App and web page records
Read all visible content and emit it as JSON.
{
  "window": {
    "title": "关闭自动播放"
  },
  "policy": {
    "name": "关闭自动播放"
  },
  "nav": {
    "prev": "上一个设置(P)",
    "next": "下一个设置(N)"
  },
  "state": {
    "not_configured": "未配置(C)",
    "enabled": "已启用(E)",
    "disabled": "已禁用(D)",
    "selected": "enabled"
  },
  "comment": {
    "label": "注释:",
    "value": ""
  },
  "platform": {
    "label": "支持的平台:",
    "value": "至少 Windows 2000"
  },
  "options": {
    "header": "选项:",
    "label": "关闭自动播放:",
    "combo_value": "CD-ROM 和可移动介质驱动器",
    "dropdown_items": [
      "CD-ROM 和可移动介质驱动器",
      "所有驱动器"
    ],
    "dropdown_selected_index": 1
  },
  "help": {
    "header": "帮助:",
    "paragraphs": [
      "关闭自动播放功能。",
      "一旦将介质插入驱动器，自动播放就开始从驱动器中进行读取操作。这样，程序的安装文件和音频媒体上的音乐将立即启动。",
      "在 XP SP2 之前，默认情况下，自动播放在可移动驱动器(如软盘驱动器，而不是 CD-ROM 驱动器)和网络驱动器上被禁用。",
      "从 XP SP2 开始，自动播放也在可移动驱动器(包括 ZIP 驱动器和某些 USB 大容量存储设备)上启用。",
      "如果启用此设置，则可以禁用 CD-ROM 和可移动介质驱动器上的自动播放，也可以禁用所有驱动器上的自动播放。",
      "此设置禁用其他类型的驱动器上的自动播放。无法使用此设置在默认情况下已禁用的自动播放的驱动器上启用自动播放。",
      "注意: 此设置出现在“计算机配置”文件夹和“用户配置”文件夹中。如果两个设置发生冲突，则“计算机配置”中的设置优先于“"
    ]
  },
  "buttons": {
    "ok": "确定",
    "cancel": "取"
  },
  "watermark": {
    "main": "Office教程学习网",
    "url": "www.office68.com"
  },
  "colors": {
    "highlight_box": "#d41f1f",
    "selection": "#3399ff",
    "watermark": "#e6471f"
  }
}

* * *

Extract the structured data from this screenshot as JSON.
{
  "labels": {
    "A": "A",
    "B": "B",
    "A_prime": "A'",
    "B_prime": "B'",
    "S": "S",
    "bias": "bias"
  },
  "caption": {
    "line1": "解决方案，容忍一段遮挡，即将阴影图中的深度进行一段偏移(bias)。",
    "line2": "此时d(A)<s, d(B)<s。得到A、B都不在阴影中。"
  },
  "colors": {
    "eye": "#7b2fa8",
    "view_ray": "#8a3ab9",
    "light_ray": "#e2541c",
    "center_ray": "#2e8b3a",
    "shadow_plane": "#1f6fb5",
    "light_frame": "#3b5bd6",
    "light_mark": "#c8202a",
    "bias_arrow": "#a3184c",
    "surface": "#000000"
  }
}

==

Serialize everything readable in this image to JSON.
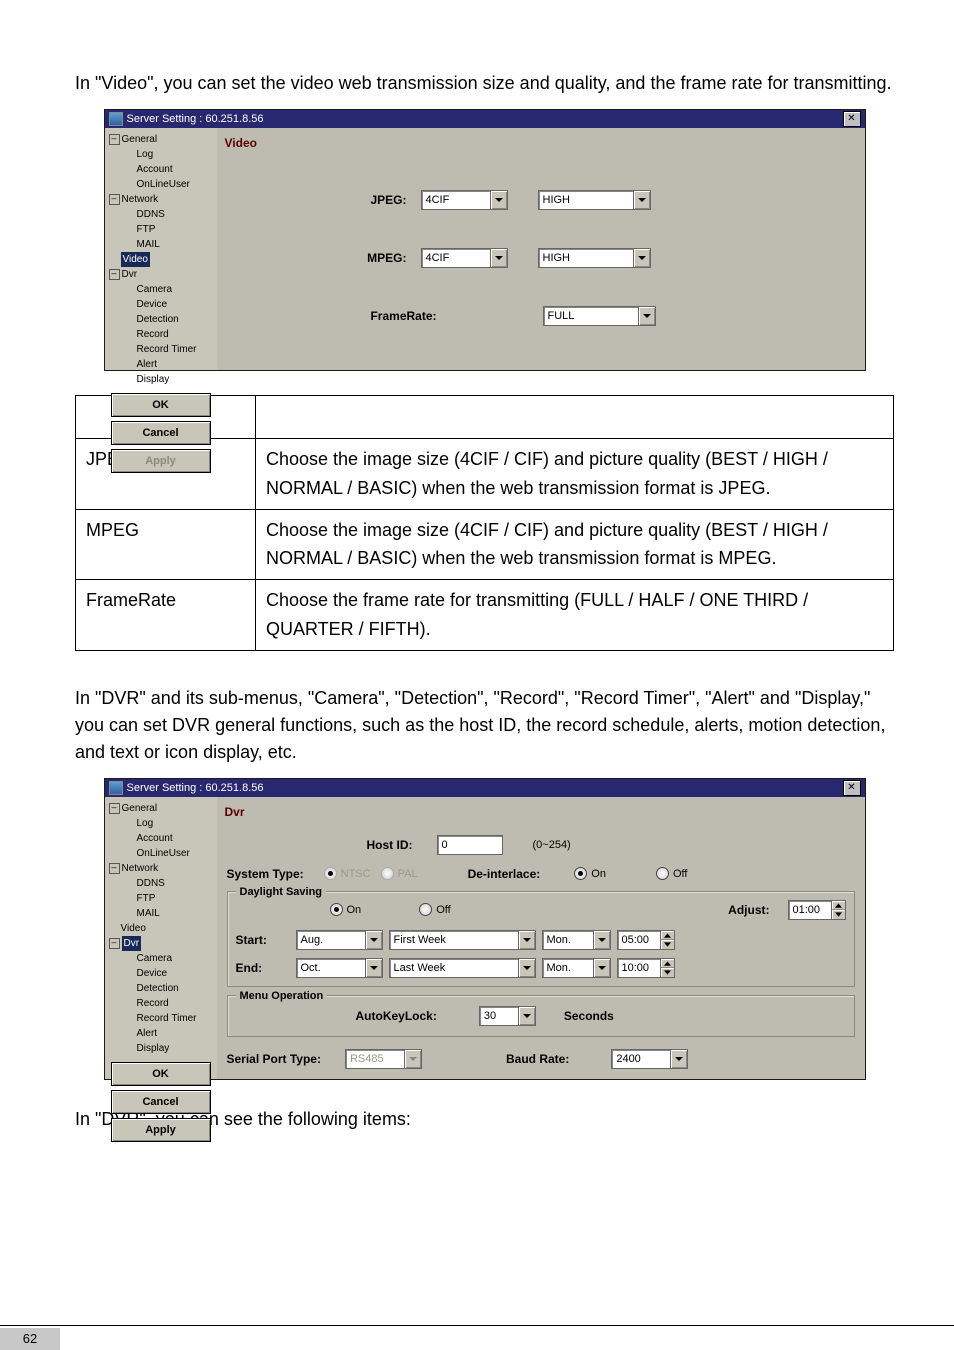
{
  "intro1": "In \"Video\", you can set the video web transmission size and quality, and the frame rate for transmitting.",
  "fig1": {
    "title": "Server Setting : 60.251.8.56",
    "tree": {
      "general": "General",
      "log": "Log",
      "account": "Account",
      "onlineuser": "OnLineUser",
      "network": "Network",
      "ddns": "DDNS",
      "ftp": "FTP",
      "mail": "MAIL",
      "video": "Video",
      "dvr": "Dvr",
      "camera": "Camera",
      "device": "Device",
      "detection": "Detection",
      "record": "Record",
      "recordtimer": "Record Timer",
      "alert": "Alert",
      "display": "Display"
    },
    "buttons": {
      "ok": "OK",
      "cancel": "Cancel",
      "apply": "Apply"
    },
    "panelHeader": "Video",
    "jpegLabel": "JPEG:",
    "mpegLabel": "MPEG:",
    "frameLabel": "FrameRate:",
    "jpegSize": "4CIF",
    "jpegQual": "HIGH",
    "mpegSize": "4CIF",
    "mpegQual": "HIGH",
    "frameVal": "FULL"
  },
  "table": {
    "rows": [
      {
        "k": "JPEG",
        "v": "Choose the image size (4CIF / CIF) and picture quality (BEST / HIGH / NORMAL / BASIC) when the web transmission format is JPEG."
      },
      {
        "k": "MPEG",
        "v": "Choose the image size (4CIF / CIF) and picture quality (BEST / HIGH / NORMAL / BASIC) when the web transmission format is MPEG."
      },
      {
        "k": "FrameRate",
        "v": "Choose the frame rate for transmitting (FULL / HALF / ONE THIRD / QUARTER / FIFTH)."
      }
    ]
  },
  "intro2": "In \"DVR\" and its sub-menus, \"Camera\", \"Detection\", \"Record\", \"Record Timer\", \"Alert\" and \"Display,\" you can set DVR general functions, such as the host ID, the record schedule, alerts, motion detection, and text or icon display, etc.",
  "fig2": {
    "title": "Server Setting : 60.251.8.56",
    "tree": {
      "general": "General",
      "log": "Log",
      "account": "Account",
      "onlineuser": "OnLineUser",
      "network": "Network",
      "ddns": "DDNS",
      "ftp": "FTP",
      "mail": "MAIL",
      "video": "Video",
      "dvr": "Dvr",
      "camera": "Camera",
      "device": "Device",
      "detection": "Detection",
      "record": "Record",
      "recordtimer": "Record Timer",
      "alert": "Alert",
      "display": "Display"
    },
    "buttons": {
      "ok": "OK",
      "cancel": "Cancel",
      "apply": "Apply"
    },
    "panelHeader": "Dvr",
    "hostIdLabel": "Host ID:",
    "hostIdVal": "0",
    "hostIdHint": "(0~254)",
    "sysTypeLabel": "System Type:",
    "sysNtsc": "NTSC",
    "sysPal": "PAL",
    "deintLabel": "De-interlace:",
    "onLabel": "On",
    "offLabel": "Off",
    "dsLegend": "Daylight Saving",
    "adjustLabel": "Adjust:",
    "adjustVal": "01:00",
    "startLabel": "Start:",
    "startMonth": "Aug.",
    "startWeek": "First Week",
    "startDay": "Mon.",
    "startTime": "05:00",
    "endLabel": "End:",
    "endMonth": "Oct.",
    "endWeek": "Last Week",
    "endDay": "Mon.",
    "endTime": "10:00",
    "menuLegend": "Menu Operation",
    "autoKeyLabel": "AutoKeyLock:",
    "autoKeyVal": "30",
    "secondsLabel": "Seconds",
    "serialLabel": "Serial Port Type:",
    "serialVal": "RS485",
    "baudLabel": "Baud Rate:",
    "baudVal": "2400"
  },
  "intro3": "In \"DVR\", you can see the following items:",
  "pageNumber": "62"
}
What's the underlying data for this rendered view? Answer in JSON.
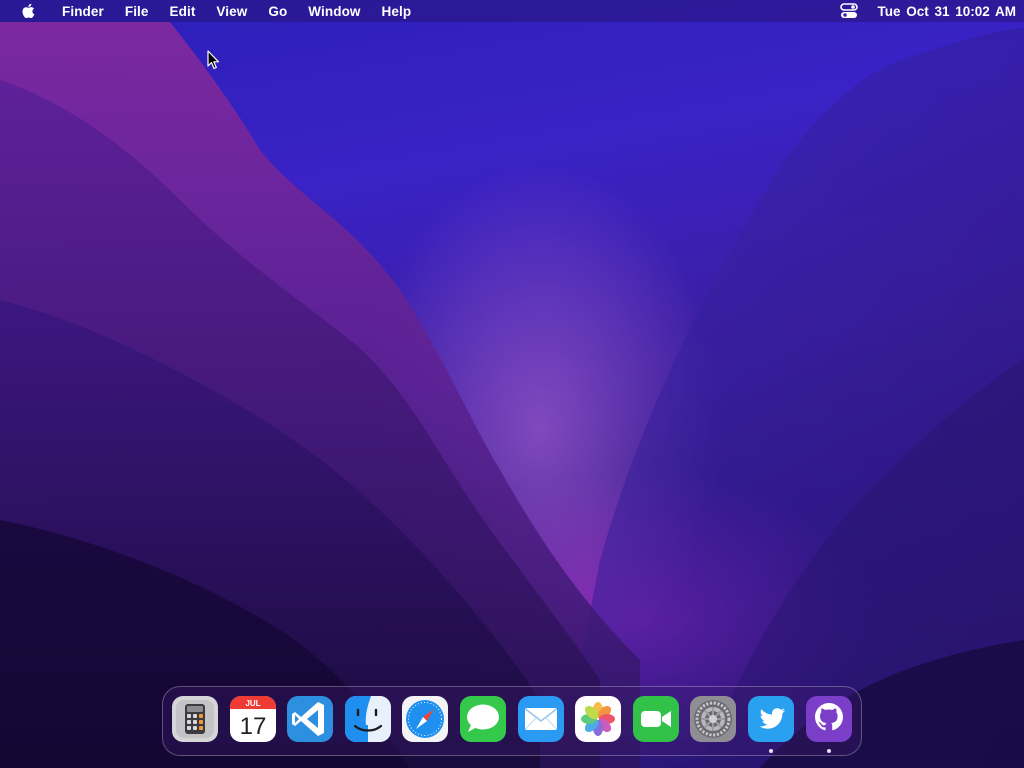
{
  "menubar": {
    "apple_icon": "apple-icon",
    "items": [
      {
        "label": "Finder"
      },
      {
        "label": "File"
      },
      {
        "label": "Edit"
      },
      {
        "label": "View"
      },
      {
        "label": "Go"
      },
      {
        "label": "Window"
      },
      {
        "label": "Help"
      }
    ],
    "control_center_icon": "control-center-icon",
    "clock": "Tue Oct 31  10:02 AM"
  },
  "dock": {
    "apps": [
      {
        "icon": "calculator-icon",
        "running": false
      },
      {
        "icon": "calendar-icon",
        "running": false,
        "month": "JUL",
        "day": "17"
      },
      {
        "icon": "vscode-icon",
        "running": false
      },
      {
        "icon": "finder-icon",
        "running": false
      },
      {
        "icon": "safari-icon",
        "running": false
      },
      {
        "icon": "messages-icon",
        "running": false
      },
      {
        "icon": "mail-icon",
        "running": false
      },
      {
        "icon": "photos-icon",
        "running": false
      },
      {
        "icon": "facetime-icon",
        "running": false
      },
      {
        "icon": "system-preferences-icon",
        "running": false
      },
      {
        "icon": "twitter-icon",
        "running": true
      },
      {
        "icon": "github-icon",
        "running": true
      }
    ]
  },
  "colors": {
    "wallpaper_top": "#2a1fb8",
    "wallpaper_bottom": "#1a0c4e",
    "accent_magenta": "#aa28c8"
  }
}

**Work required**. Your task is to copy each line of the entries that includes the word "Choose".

**Your solution**.
        "v": "Choose the image size (4CIF / CIF) and picture quality (BEST / HIGH / NORMAL / BASIC) when the web transmission format is JPEG."
        "v": "Choose the image size (4CIF / CIF) and picture quality (BEST / HIGH / NORMAL / BASIC) when the web transmission format is MPEG."
        "v": "Choose the frame rate for transmitting (FULL / HALF / ONE THIRD / QUARTER / FIFTH)."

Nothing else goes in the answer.